The scene where Jehangir, played by Chandramohan, balancing the scales of justice commands the dhobi’s wife (Sardar Akhtar) to take the Emperor’s own life by shooting him with the same arrow that killed her husband, is one of the great moments in Indian cinema.
‘Prithvi Vallabh’ was built on a somewhat different pattern with the combat between opposing forces of haughty pride and free, unbound love. The scenes in the cells where the arrogant queen (Durga Khote) succumbs to the affections of her captive would today be a censors nightmare.
“In ‘Prithvi Vallabh’ that I played the lover for the first time, A great patron of the arts and letters, the valiant and just Malwapati Munj (affectionately called Prithvi Vallabh) is taken prisoner by his sworn enemy Taileb. The captive falls in love with Taileb’s sister who is a sanyasini. Enraged at this, Taileb orders that Munj be trampled to death by an elephant. But Taileb’s sister joins her lover and shares his fate.”
“My historical films may not have been authentic to the last detail but history, if adhered to, can only be a dry documentation of facts. Drawing facts from history, I improvised and highlighted the drama. And when, from the strong conflicts of the drama emerged the right image of great personalities and times, the aim of the film was successfully accomplished.”
In the play of friction between men and men, men and situations, the potent dialogue of Urdu and Hindi drama has never found a better vehicle of delivery than the powerful and deep permeating voice of Sohrab Modi. The words of Agha Hashr and Kamal Amrohi were literally used by Modi as weapons directed against human sentiments, social and moral order. In this field of dialogue delivery, Modi employed what was exclusively his own technique of the ‘throw of words’ with a voice laced with fire and virility. The higher concepts and satires of Urdu drama were imparted qualities of ‘throw’ and penetration through Modi’s own remarkable style.
Between Pukar and Sikandar came ‘Bharosa’ (1940), a social with a sensational story on incest. Other successful gripping dramas like ‘Shama’ (1946) and ‘Sheesh Mahal’ (1950) followed. Through the years a decadence in public taste vis-a-vis good drama was gradually takin g place. Frivolous and light entertainment began to rule our cinema screens.

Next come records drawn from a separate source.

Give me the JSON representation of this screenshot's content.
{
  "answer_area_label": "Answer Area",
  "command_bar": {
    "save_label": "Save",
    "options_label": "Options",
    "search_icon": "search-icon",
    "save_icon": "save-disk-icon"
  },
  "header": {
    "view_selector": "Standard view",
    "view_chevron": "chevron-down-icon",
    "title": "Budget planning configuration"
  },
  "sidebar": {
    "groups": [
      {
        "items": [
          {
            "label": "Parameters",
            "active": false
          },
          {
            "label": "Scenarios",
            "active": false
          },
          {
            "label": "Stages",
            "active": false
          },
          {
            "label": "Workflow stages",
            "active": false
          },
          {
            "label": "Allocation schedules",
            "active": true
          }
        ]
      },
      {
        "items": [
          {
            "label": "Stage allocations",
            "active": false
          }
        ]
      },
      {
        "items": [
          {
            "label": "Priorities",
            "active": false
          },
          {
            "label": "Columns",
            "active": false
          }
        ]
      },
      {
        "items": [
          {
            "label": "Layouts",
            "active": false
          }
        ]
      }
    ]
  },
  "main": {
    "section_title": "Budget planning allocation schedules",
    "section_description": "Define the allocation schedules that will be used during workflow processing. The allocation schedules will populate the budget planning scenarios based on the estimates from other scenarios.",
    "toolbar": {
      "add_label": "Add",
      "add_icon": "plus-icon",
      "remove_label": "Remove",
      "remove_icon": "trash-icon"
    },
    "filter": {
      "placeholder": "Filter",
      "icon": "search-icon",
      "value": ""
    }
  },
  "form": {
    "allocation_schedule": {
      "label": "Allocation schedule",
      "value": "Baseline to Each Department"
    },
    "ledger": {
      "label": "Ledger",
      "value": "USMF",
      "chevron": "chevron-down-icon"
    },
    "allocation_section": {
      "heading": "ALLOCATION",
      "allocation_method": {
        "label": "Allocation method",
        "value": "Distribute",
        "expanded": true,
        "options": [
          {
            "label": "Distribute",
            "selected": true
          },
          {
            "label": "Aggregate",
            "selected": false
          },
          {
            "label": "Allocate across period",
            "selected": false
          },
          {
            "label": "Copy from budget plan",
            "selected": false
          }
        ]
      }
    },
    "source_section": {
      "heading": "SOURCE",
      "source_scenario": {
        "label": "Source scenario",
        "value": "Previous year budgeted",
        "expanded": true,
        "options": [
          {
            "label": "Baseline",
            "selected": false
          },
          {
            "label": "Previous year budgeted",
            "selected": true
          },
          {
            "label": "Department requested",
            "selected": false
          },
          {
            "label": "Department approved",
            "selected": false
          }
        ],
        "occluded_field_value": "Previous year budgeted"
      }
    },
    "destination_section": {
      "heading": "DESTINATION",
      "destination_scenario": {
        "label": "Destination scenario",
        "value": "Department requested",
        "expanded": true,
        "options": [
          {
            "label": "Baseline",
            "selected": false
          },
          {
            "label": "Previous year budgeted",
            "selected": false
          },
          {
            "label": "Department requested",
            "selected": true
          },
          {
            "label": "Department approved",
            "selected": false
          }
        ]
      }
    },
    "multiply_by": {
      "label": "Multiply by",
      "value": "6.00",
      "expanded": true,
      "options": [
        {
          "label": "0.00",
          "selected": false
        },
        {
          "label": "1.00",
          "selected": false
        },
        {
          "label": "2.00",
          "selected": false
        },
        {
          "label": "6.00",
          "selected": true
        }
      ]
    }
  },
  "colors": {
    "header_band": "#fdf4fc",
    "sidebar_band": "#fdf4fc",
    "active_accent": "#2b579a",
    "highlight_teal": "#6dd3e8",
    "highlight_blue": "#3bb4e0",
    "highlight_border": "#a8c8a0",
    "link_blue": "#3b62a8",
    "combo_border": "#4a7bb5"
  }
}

Modi’s most ambitious historical ‘Jhansi Ki Rani’ (1952), made in collaboration with foreign technicians on a grand scale in Technicolor suffered a terrible fate at the hands of the public. Poor box-office response and the great financial loss suffered by the film dealt a severe blow to Modi’s existence as a creative producer.
“Anxious to make the film authentic, I spent large sums of money on correct costumes, settings, location shooting, and on foreign technicians and colour equipment. The project was riddled with difficulties which gave me many sleepless nights.”
Several films followed thereafter like ‘Mirza Ghalib’ (1954) which won the President’s Gold Medal for the best film, ‘Kundan’ (1955) and ‘Mere Ghar Mere Bachhe’ (1960). But Modi could not recover from the fate of “Jhansi Ki Rani,” a fate which led him to retire from active film-making in 1953.
Sohrab Modi’s works have made a tremendous contribution to the artistic culture of our films. They have to be preserved as documents depicting our best efforts to adapt the traditions of the stage and drama to the film form. Students of the cinema — as also our future audiences — should view them from time to time to experience the grand inter-play of drama and study their construction of form. Especially in periods of decadence in the cinema, audiences and film-makers can look back to superior films made in the past to draw inspiration and lessons from them.
Modi was honored with the Dadasaheb Phalke Award in 1979.
For your viewing pleasure, here is Sohrab Modi’s historical trilogy:
3) Prithvi Vallabh